RECORDS TO PROCESS:

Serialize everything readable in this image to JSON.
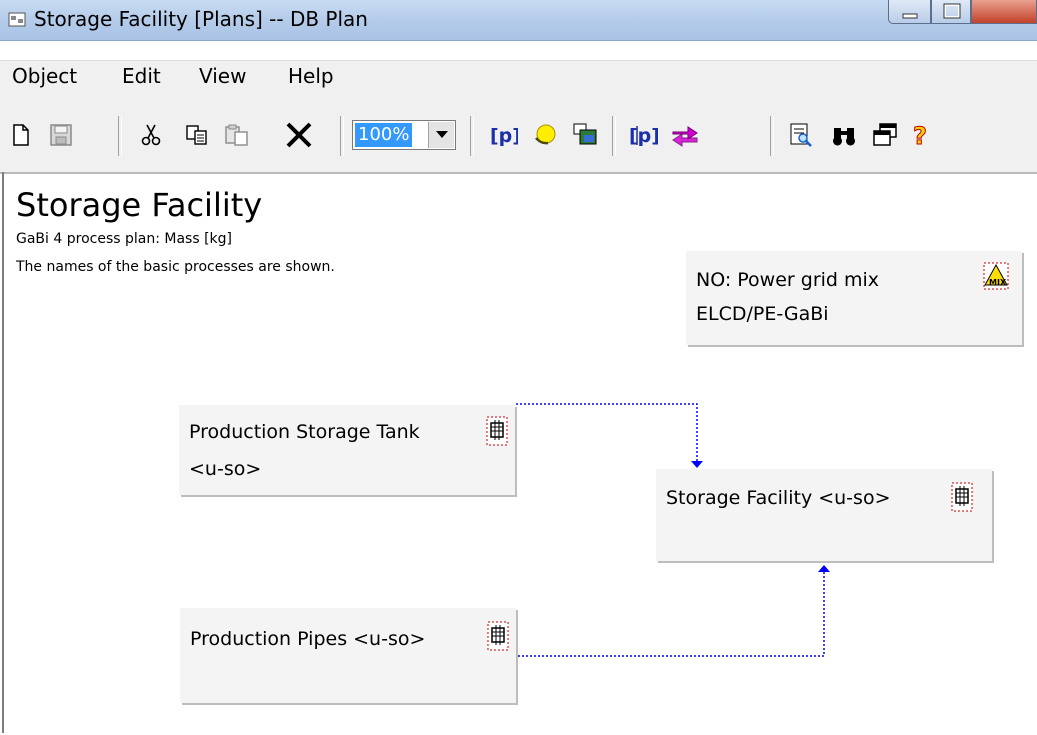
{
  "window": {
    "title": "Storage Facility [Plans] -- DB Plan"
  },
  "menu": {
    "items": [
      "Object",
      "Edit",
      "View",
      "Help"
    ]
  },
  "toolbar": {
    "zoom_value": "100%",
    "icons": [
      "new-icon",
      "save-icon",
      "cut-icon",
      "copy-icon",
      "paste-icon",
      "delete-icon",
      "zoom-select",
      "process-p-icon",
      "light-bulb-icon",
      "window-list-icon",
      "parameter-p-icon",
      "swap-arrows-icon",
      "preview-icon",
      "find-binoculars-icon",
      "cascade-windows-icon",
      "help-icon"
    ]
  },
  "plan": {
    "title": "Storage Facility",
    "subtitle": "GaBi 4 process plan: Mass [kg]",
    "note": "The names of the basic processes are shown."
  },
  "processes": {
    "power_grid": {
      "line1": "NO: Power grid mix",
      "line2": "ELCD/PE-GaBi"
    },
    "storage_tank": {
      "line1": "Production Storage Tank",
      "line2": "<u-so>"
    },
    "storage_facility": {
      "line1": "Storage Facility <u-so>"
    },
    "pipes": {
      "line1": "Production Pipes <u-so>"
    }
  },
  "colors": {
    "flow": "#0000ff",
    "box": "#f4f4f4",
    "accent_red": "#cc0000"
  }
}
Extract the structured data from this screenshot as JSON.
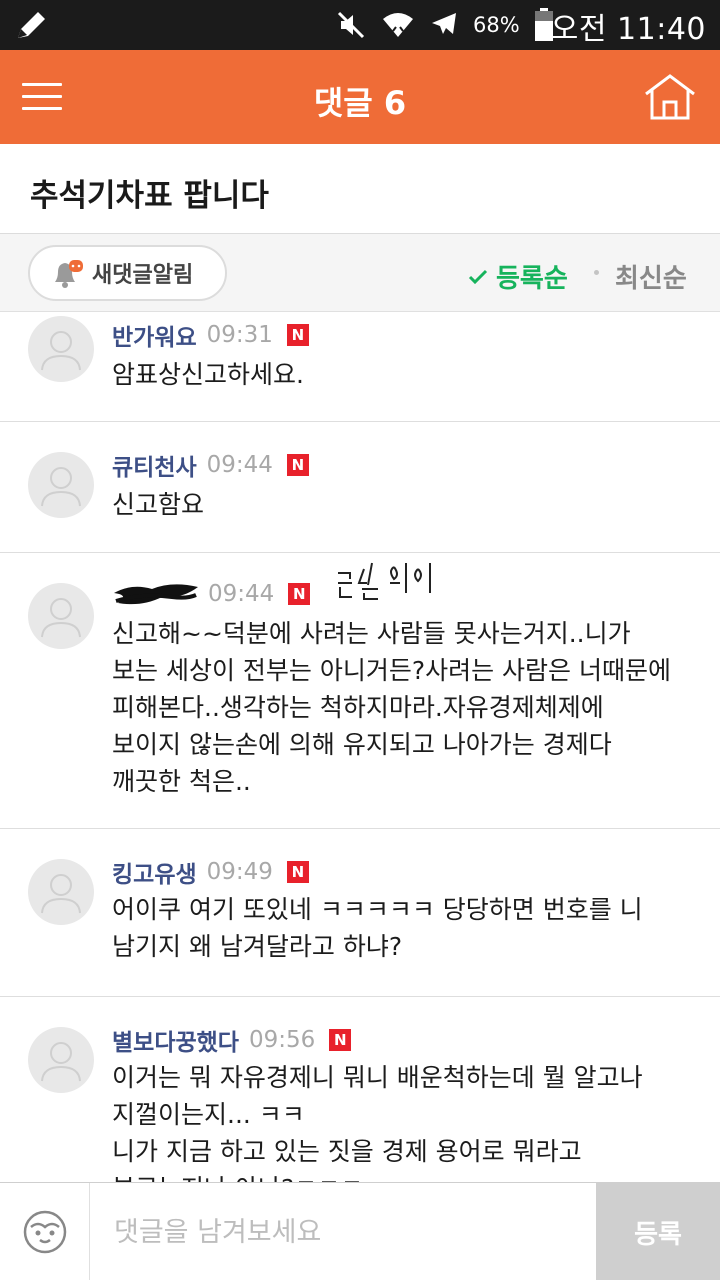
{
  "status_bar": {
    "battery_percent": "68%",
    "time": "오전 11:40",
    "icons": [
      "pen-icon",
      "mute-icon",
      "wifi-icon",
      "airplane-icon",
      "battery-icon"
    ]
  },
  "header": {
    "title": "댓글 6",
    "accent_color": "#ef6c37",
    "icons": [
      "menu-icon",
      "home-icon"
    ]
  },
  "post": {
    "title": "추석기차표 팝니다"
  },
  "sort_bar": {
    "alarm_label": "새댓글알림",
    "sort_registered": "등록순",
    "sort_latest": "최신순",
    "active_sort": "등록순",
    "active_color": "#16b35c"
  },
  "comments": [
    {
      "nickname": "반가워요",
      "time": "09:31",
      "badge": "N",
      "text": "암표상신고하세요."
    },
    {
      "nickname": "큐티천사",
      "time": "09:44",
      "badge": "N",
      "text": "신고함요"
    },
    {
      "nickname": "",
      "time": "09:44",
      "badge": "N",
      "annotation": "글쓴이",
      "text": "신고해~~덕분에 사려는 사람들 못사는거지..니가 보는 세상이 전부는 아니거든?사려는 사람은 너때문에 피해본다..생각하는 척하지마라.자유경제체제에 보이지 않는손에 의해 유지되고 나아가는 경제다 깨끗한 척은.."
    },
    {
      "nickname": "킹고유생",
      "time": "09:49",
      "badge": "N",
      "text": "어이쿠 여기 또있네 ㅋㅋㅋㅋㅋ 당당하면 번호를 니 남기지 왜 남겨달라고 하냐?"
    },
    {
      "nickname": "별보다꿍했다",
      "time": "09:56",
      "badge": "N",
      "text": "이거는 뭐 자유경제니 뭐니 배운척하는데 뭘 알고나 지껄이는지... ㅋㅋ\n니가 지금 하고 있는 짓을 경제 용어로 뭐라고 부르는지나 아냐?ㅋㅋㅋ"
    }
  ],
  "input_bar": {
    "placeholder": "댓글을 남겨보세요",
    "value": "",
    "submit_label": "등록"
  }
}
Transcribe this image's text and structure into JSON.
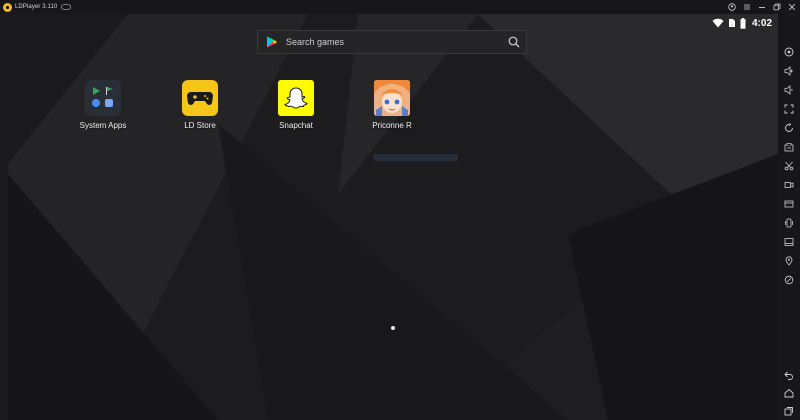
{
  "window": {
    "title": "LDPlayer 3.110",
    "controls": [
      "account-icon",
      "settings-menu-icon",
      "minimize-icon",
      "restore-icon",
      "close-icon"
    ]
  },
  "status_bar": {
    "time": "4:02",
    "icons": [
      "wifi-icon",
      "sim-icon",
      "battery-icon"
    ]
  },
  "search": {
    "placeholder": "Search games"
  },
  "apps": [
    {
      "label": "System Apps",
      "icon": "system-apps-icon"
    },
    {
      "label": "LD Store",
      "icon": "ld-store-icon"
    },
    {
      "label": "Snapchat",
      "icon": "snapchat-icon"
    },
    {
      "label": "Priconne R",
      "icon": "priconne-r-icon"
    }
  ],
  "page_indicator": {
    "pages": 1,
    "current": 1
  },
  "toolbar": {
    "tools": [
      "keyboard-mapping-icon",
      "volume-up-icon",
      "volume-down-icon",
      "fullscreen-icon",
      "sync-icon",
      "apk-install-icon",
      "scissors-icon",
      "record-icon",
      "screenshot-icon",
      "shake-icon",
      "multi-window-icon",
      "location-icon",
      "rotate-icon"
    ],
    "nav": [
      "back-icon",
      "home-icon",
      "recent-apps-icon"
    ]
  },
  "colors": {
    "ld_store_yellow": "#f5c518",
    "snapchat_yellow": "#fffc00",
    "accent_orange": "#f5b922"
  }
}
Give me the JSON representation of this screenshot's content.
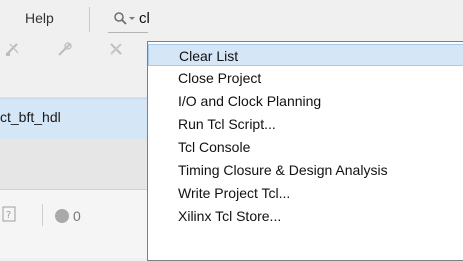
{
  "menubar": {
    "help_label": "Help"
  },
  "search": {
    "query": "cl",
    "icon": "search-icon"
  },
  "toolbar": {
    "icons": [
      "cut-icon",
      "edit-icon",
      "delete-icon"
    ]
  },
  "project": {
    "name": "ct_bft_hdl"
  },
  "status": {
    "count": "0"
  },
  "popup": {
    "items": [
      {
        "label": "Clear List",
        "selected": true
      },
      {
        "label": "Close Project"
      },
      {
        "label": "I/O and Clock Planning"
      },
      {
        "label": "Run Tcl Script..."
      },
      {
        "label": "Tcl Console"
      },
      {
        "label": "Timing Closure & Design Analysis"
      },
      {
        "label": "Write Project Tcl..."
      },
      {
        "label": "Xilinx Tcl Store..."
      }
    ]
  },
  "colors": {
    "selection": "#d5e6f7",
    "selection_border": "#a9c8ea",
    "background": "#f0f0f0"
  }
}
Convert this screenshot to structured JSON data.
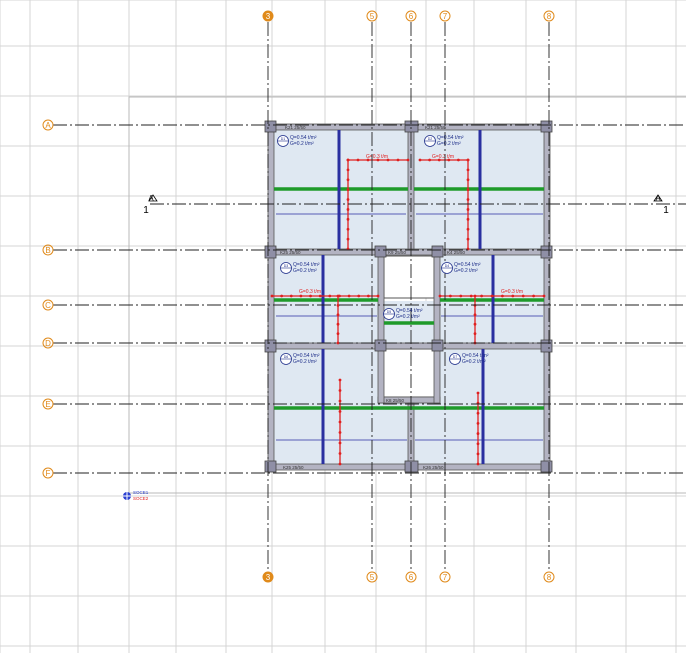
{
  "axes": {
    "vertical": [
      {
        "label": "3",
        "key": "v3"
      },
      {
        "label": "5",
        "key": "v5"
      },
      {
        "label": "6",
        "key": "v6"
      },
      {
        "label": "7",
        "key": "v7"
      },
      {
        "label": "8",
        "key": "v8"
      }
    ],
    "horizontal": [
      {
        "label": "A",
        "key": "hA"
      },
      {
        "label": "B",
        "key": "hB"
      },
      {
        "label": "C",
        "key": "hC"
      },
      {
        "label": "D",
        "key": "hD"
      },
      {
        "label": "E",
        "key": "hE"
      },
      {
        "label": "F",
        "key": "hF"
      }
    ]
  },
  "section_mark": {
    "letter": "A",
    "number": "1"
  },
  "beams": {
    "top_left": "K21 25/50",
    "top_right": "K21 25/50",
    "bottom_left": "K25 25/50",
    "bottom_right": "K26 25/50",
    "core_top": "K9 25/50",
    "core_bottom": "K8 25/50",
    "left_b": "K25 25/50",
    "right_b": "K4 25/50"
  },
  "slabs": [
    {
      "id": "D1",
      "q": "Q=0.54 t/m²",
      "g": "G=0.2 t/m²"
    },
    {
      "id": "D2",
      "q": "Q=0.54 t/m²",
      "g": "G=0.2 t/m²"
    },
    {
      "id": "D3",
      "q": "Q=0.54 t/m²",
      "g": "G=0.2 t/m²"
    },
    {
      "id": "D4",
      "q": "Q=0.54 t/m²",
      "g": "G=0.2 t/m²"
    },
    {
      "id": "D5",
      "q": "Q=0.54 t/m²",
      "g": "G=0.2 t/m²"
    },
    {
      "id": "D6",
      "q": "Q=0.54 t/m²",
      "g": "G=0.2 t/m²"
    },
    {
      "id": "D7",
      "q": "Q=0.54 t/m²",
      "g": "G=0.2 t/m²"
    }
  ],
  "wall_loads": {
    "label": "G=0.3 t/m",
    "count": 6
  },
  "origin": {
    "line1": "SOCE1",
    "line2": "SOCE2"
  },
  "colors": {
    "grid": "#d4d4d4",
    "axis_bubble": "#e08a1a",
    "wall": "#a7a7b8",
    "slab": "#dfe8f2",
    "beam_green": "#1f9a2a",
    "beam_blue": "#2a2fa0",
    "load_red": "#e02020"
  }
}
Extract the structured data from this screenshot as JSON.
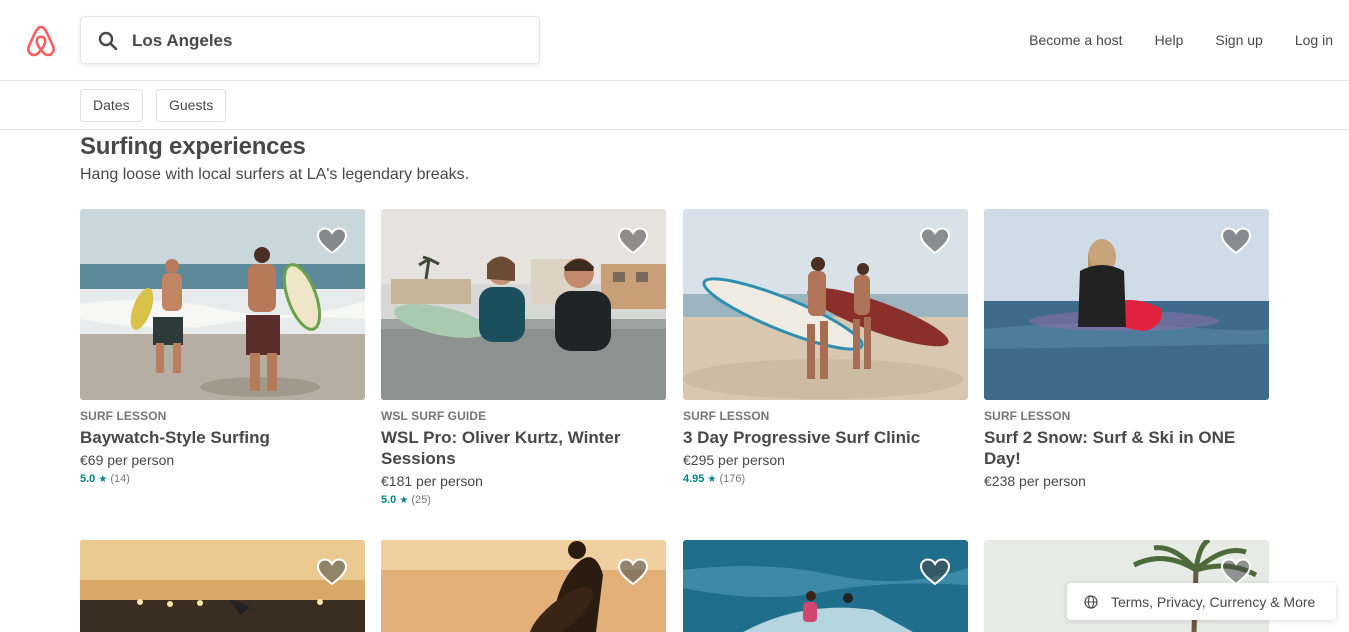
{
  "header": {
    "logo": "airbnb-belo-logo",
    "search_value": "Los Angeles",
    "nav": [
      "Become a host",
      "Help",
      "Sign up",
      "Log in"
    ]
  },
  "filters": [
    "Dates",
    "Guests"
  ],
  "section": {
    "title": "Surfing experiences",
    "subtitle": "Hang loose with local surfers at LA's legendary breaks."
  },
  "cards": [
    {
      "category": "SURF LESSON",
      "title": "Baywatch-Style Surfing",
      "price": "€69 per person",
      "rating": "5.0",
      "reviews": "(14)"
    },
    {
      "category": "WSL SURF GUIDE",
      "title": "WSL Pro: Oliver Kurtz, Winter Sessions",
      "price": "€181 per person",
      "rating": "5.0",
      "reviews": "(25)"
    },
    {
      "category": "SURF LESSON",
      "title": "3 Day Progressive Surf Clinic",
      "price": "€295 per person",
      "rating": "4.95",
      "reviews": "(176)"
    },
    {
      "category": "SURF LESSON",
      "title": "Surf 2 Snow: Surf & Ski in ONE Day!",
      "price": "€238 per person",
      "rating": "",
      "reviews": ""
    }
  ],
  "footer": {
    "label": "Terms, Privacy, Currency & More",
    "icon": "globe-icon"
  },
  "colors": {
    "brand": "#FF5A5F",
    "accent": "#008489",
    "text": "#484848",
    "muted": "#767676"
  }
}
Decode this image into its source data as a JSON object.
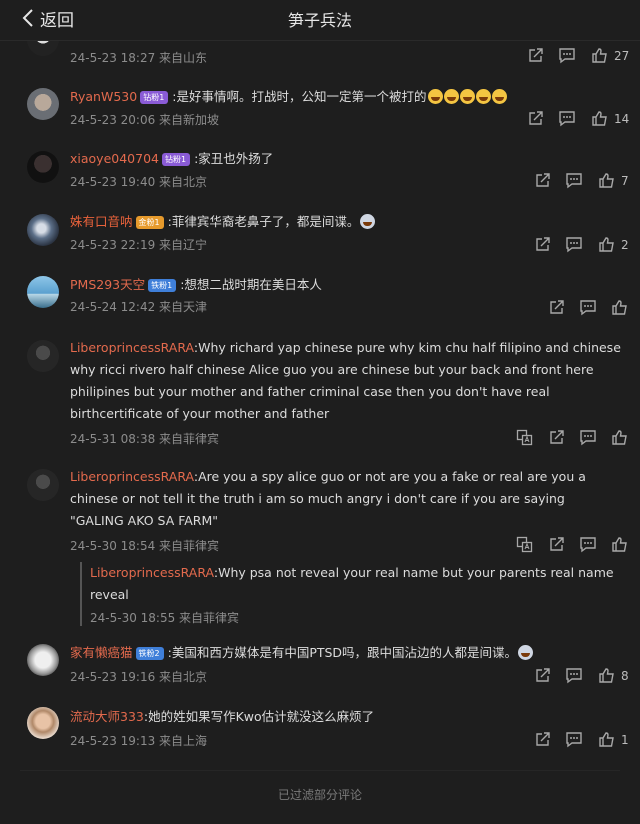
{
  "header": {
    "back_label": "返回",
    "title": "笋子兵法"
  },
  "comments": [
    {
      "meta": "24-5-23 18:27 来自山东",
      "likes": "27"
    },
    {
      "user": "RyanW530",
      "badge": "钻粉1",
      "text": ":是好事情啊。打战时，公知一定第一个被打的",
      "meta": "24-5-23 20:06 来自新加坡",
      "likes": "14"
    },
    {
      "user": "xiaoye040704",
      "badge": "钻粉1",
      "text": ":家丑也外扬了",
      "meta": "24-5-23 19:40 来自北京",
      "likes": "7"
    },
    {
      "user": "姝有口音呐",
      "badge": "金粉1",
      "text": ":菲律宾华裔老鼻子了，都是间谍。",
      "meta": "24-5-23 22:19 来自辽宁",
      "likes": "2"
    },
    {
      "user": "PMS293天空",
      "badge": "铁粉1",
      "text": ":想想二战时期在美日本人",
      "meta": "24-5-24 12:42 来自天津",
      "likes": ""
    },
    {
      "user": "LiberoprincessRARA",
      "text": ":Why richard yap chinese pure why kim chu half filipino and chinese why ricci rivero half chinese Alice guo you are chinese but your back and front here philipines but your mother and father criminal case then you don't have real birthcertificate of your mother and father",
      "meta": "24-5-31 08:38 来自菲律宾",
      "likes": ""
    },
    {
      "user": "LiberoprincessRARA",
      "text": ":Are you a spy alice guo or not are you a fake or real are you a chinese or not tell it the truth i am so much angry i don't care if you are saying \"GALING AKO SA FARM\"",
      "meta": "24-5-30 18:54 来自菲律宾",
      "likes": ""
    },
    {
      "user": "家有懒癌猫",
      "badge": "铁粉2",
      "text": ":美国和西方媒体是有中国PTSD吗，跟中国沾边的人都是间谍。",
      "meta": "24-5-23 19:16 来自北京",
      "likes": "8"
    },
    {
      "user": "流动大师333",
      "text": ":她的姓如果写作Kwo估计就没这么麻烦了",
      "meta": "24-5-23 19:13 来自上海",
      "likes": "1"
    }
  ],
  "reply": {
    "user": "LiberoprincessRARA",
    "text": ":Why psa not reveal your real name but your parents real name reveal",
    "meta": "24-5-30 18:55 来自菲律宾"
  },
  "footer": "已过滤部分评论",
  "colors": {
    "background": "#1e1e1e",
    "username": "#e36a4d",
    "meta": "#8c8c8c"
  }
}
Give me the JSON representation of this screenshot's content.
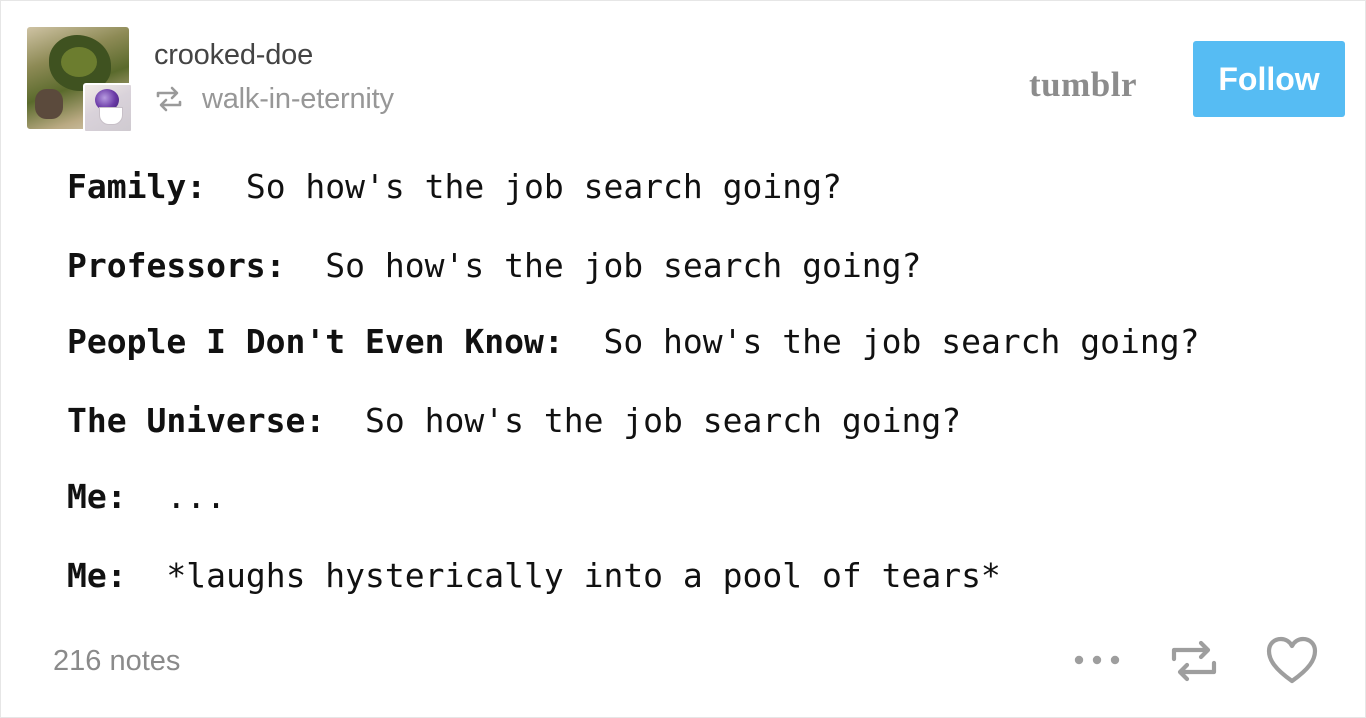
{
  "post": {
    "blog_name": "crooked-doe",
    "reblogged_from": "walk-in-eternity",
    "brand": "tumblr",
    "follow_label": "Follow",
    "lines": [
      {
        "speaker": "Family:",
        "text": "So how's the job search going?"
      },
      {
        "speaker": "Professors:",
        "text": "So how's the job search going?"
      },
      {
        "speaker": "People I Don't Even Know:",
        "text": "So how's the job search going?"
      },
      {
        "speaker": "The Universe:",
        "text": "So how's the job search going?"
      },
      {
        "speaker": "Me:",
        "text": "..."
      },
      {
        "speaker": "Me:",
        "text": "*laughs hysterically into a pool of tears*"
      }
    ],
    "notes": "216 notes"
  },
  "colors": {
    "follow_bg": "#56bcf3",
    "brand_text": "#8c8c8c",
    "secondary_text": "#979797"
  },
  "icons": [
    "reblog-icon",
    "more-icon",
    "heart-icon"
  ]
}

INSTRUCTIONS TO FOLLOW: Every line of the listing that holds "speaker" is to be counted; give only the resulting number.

RESULT: 6